Items from an interface collection:
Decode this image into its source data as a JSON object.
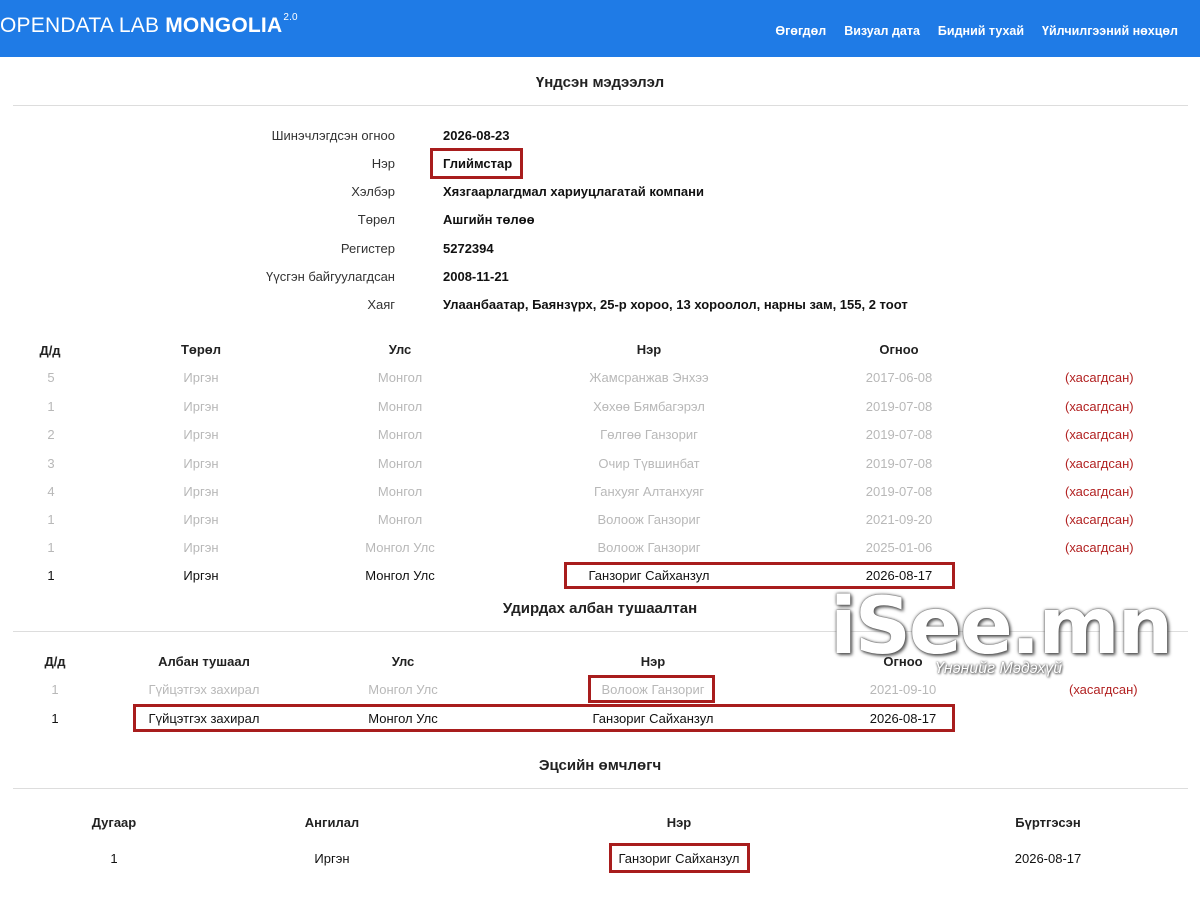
{
  "header": {
    "brand_light": "OPENDATA LAB ",
    "brand_bold": "MONGOLIA",
    "brand_version": "2.0",
    "nav": [
      "Өгөгдөл",
      "Визуал дата",
      "Бидний тухай",
      "Үйлчилгээний нөхцөл"
    ]
  },
  "basic_info": {
    "title": "Үндсэн мэдээлэл",
    "rows": [
      {
        "label": "Шинэчлэгдсэн огноо",
        "value": "2026-08-23"
      },
      {
        "label": "Нэр",
        "value": "Глиймстар"
      },
      {
        "label": "Хэлбэр",
        "value": "Хязгаарлагдмал хариуцлагатай компани"
      },
      {
        "label": "Төрөл",
        "value": "Ашгийн төлөө"
      },
      {
        "label": "Регистер",
        "value": "5272394"
      },
      {
        "label": "Үүсгэн байгуулагдсан",
        "value": "2008-11-21"
      },
      {
        "label": "Хаяг",
        "value": "Улаанбаатар, Баянзүрх, 25-р хороо, 13 хороолол, нарны зам, 155, 2 тоот"
      }
    ]
  },
  "shareholders": {
    "headers": [
      "Д/д",
      "Төрөл",
      "Улс",
      "Нэр",
      "Огноо"
    ],
    "rows": [
      {
        "no": "5",
        "type": "Иргэн",
        "country": "Монгол",
        "name": "Жамсранжав Энхээ",
        "date": "2017-06-08",
        "status": "(хасагдсан)"
      },
      {
        "no": "1",
        "type": "Иргэн",
        "country": "Монгол",
        "name": "Хөхөө Бямбагэрэл",
        "date": "2019-07-08",
        "status": "(хасагдсан)"
      },
      {
        "no": "2",
        "type": "Иргэн",
        "country": "Монгол",
        "name": "Гөлгөө Ганзориг",
        "date": "2019-07-08",
        "status": "(хасагдсан)"
      },
      {
        "no": "3",
        "type": "Иргэн",
        "country": "Монгол",
        "name": "Очир Түвшинбат",
        "date": "2019-07-08",
        "status": "(хасагдсан)"
      },
      {
        "no": "4",
        "type": "Иргэн",
        "country": "Монгол",
        "name": "Ганхуяг Алтанхуяг",
        "date": "2019-07-08",
        "status": "(хасагдсан)"
      },
      {
        "no": "1",
        "type": "Иргэн",
        "country": "Монгол",
        "name": "Волоож Ганзориг",
        "date": "2021-09-20",
        "status": "(хасагдсан)"
      },
      {
        "no": "1",
        "type": "Иргэн",
        "country": "Монгол Улс",
        "name": "Волоож Ганзориг",
        "date": "2025-01-06",
        "status": "(хасагдсан)"
      },
      {
        "no": "1",
        "type": "Иргэн",
        "country": "Монгол Улс",
        "name": "Ганзориг Сайханзул",
        "date": "2026-08-17",
        "status": ""
      }
    ]
  },
  "officials": {
    "title": "Удирдах албан тушаалтан",
    "headers": [
      "Д/д",
      "Албан тушаал",
      "Улс",
      "Нэр",
      "Огноо"
    ],
    "rows": [
      {
        "no": "1",
        "position": "Гүйцэтгэх захирал",
        "country": "Монгол Улс",
        "name": "Волоож Ганзориг",
        "date": "2021-09-10",
        "status": "(хасагдсан)"
      },
      {
        "no": "1",
        "position": "Гүйцэтгэх захирал",
        "country": "Монгол Улс",
        "name": "Ганзориг Сайханзул",
        "date": "2026-08-17",
        "status": ""
      }
    ]
  },
  "beneficial_owner": {
    "title": "Эцсийн өмчлөгч",
    "headers": [
      "Дугаар",
      "Ангилал",
      "Нэр",
      "Бүртгэсэн"
    ],
    "rows": [
      {
        "no": "1",
        "category": "Иргэн",
        "name": "Ганзориг Сайханзул",
        "registered": "2026-08-17"
      }
    ]
  },
  "watermark": {
    "text": "iSee.mn",
    "subtext": "Үнэнийг Мэдэхүй"
  }
}
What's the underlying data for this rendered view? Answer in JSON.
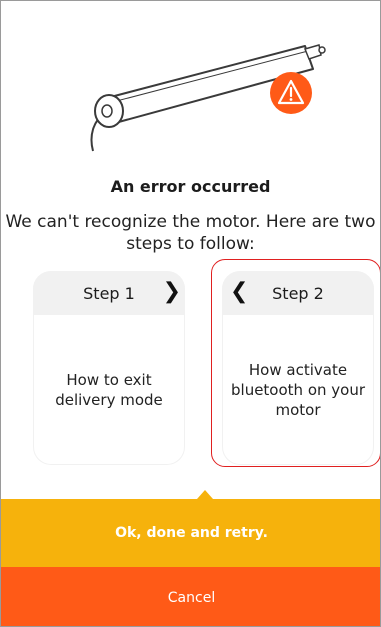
{
  "dialog": {
    "title": "An error occurred",
    "description": "We can't recognize the motor. Here are two steps to follow:"
  },
  "steps": [
    {
      "label": "Step 1",
      "text": "How to exit delivery mode",
      "nav_icon": "chevron-right-icon"
    },
    {
      "label": "Step 2",
      "text": "How activate bluetooth on your motor",
      "nav_icon": "chevron-left-icon"
    }
  ],
  "buttons": {
    "retry_label": "Ok, done and retry.",
    "cancel_label": "Cancel"
  },
  "illustration": {
    "subject": "motor-tube",
    "badge_icon": "warning-icon"
  },
  "colors": {
    "retry_bg": "#f6b20c",
    "cancel_bg": "#ff5a17",
    "warning_badge": "#ff5a17",
    "highlight": "#e02020",
    "card_header": "#f1f1f1"
  }
}
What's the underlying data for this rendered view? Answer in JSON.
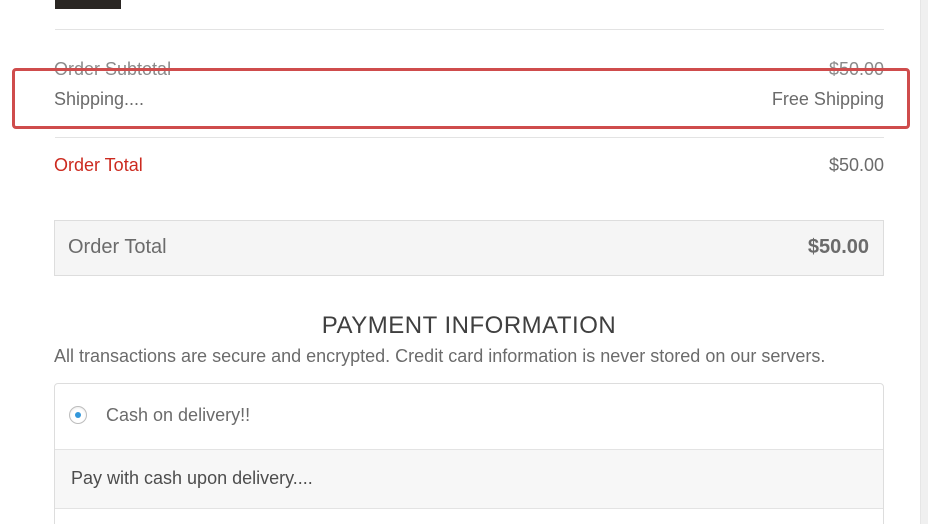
{
  "summary": {
    "subtotal_label": "Order Subtotal",
    "subtotal_value": "$50.00",
    "shipping_label": "Shipping....",
    "shipping_value": "Free Shipping",
    "order_total_label": "Order Total",
    "order_total_value": "$50.00"
  },
  "total_box": {
    "label": "Order Total",
    "amount": "$50.00"
  },
  "payment": {
    "title": "PAYMENT INFORMATION",
    "subtitle": "All transactions are secure and encrypted. Credit card information is never stored on our servers.",
    "option_label": "Cash on delivery!!",
    "option_selected": true,
    "option_description": "Pay with cash upon delivery...."
  },
  "colors": {
    "highlight_border": "#cf4c4c",
    "order_total_red": "#cc2a1f",
    "radio_dot": "#3498db"
  }
}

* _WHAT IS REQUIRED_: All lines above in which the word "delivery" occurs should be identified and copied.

* _RESULT OF THIS TASK_:
      "text": "How to exit delivery mode",
    "option_label": "Cash on delivery!!",
    "option_description": "Pay with cash upon delivery...."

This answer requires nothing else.